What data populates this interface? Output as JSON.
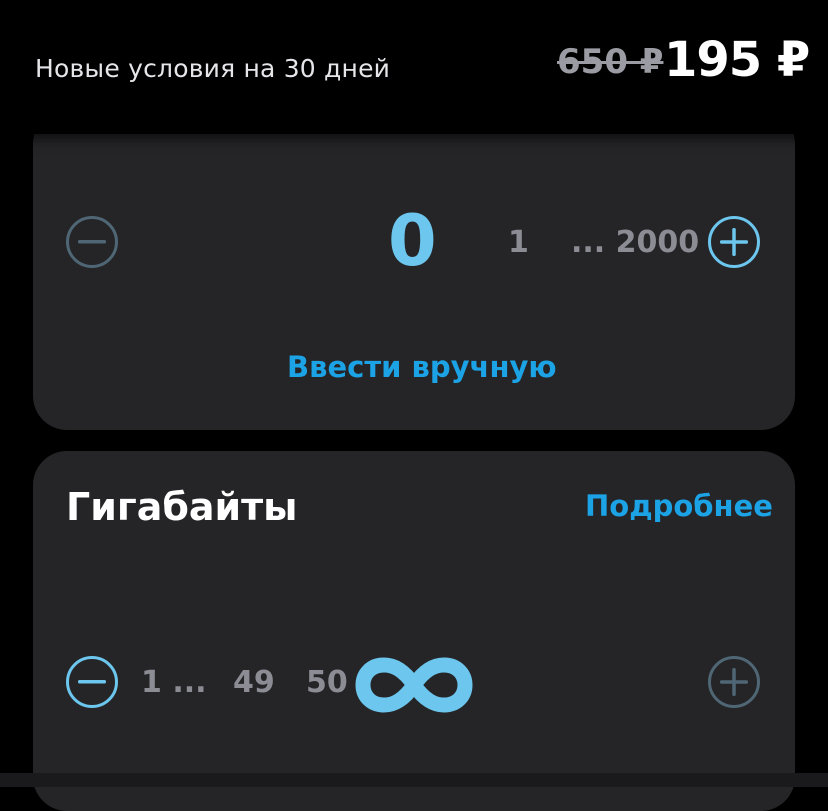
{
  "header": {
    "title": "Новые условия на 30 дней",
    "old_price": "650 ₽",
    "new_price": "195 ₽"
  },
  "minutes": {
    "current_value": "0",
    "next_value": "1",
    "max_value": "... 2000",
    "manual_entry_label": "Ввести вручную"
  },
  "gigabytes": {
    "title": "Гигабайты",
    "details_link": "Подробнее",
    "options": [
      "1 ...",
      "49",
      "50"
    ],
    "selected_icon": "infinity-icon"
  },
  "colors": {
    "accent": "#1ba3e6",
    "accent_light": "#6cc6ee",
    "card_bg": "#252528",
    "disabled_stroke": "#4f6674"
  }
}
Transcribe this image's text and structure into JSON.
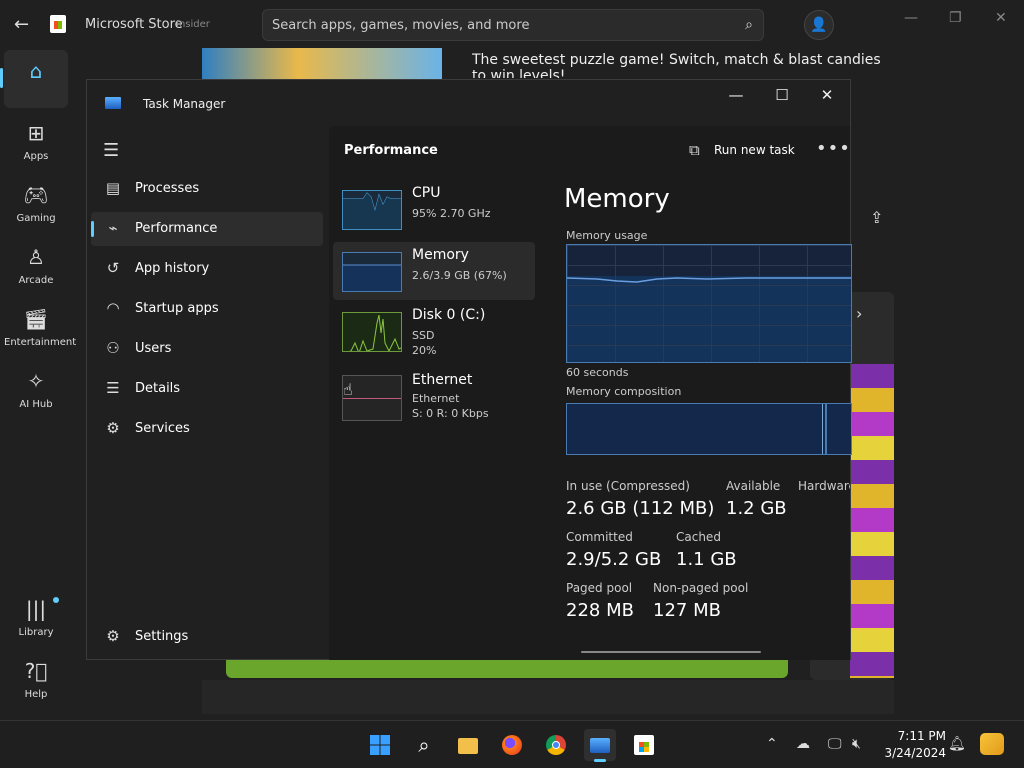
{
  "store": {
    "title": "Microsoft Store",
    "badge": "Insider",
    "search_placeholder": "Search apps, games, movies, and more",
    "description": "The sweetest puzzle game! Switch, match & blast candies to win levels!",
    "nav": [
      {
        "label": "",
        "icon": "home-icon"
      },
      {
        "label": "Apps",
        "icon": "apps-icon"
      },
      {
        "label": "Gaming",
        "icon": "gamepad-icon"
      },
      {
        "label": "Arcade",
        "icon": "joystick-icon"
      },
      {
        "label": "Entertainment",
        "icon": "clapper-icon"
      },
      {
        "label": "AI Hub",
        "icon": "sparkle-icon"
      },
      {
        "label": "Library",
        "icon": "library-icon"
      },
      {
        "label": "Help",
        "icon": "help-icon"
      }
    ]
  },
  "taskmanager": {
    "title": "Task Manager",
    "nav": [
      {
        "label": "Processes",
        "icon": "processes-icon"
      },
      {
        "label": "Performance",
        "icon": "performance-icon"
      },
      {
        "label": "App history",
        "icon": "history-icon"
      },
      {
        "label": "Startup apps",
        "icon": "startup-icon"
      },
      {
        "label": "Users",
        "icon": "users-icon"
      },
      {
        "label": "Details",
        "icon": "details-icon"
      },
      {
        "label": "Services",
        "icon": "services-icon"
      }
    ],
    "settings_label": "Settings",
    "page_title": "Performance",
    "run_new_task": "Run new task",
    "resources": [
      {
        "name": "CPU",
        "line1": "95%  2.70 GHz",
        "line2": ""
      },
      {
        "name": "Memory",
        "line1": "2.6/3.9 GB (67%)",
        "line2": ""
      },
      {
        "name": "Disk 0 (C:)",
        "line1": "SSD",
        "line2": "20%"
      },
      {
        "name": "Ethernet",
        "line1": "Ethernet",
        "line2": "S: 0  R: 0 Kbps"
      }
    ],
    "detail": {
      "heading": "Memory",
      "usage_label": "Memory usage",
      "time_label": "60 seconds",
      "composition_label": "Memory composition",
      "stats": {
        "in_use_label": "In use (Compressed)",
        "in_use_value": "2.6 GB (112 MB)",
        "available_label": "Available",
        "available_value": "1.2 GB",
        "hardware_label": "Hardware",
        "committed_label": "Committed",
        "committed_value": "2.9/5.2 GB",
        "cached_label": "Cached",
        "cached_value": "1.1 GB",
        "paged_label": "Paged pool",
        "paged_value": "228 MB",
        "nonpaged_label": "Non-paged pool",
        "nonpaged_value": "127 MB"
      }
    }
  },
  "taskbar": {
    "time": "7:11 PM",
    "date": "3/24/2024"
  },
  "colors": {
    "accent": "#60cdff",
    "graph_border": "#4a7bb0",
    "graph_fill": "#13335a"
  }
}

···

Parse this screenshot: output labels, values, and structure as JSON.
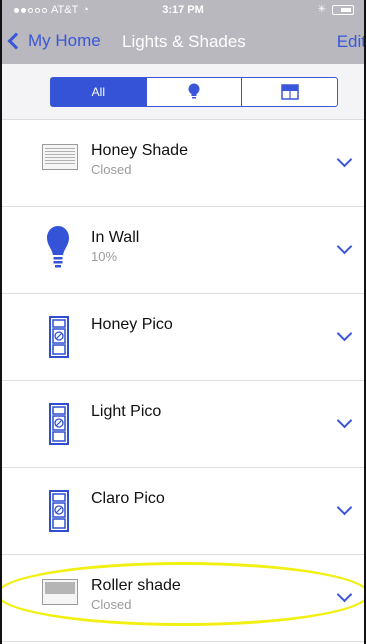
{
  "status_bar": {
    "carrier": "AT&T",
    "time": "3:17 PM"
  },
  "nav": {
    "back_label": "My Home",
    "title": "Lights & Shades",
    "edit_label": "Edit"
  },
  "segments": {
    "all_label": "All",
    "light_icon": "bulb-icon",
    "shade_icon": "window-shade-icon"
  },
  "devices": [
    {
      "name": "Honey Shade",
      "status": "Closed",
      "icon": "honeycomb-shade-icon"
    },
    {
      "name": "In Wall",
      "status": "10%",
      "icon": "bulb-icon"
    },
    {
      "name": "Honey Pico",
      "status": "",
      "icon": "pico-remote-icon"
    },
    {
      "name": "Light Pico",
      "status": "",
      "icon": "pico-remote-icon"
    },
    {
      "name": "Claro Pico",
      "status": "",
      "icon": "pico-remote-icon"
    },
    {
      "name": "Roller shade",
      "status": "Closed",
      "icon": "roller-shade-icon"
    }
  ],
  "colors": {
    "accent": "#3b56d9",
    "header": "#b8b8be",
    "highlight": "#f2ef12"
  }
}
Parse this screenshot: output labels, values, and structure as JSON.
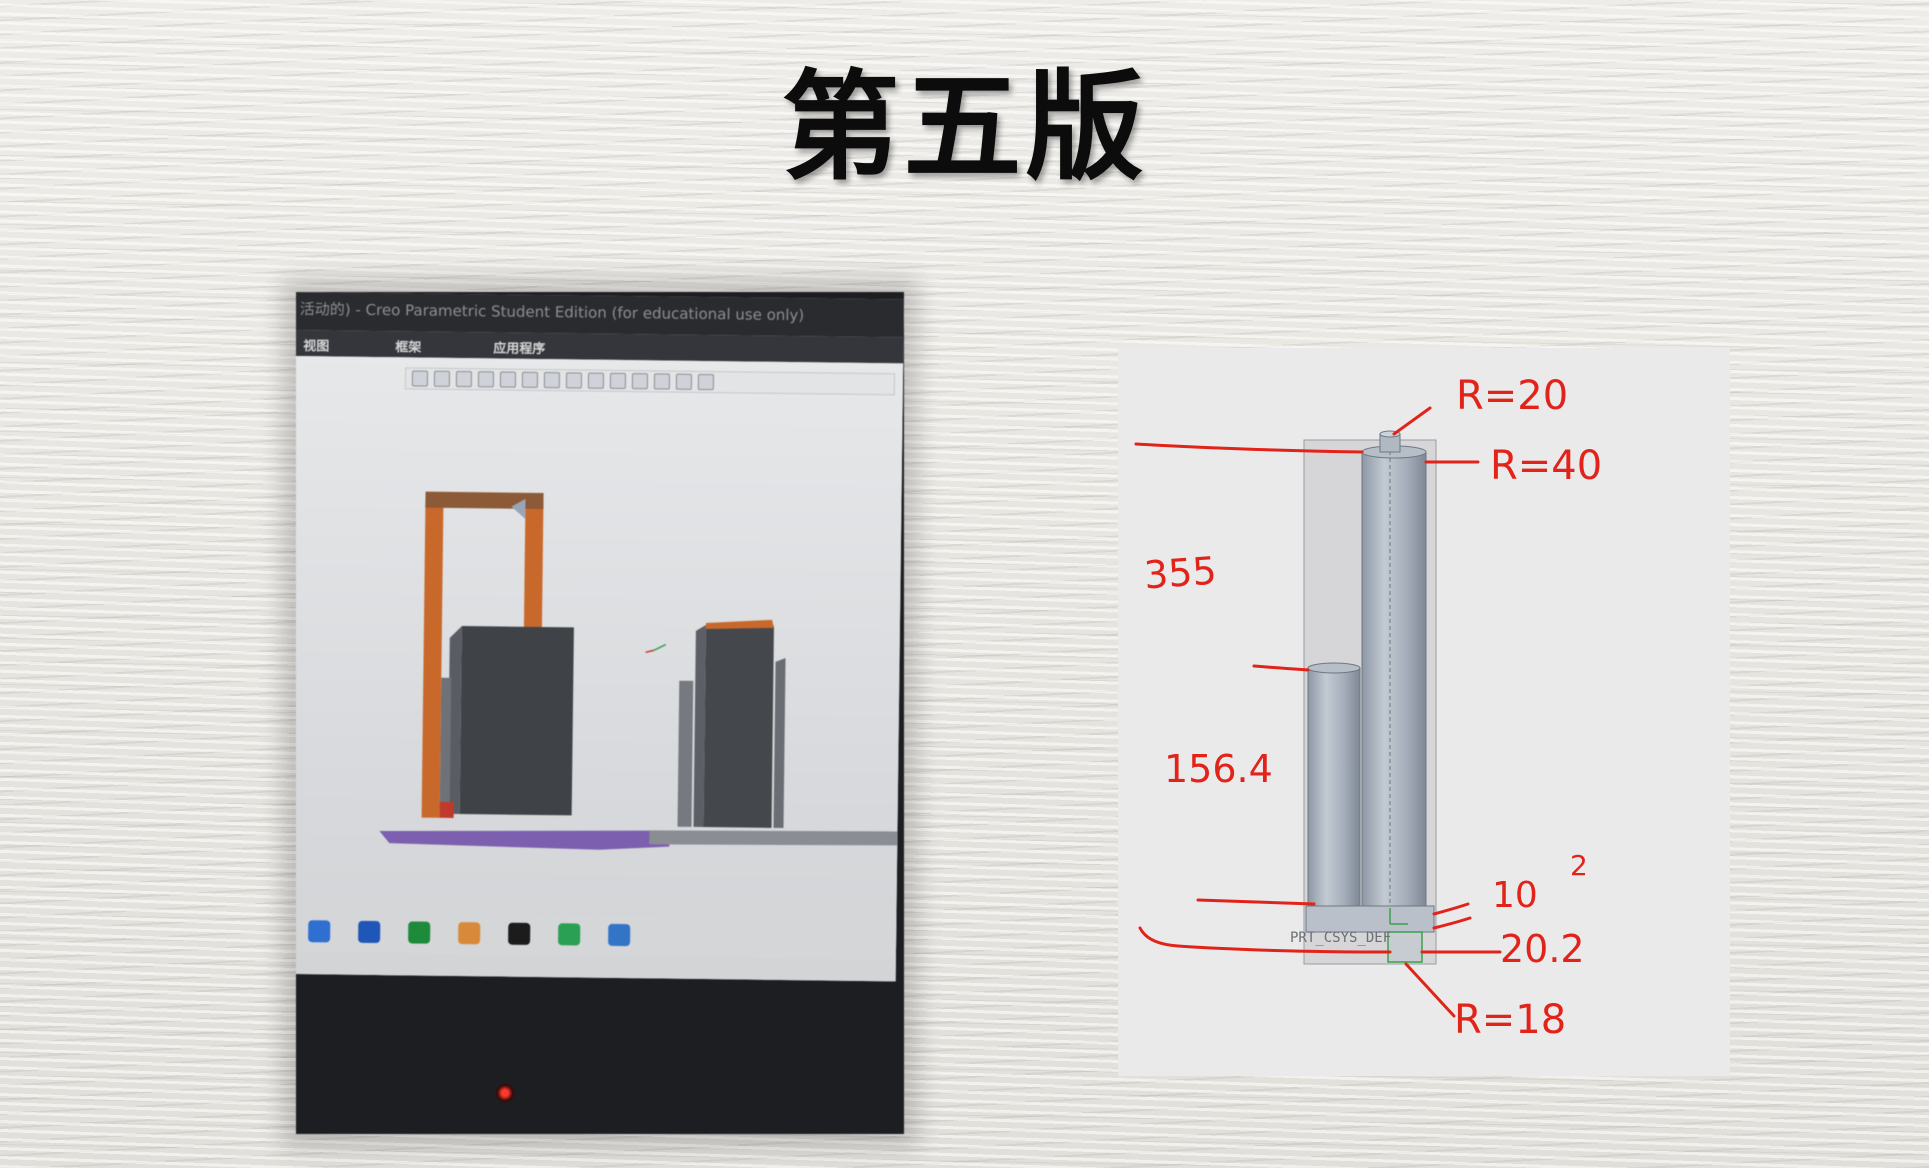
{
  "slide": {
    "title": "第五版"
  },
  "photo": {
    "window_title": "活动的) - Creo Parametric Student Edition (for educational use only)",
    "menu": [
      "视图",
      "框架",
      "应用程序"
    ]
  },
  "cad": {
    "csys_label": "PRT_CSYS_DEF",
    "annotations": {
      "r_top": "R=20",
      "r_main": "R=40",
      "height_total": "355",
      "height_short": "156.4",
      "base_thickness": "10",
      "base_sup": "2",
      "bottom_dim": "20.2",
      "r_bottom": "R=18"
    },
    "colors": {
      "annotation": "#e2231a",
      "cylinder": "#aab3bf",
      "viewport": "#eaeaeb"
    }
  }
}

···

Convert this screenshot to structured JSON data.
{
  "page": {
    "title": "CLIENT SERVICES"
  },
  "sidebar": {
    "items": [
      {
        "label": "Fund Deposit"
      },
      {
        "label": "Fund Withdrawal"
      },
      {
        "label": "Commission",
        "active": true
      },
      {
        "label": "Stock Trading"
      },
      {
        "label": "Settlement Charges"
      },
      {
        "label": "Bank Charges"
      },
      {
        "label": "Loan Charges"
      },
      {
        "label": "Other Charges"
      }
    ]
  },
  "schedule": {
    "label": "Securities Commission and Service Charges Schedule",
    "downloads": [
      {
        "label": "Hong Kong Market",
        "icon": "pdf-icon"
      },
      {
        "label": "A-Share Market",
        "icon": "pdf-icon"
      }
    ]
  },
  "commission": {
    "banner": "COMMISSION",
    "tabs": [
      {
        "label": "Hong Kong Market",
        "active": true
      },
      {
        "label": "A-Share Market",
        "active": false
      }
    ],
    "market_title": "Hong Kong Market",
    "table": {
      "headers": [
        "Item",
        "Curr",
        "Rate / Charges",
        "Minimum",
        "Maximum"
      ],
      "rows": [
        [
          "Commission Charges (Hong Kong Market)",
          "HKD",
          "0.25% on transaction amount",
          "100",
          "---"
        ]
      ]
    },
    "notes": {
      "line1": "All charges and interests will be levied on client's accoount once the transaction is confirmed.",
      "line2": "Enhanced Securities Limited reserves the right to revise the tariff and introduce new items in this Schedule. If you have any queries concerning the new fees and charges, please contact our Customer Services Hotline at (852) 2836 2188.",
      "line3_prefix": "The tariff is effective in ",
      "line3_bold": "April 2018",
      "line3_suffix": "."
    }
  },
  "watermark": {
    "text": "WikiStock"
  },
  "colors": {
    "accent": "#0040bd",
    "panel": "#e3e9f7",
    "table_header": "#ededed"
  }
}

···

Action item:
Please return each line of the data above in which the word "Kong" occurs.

The answer:
        "label": "Hong Kong Market",
        "label": "Hong Kong Market",
    "market_title": "Hong Kong Market",
          "Commission Charges (Hong Kong Market)",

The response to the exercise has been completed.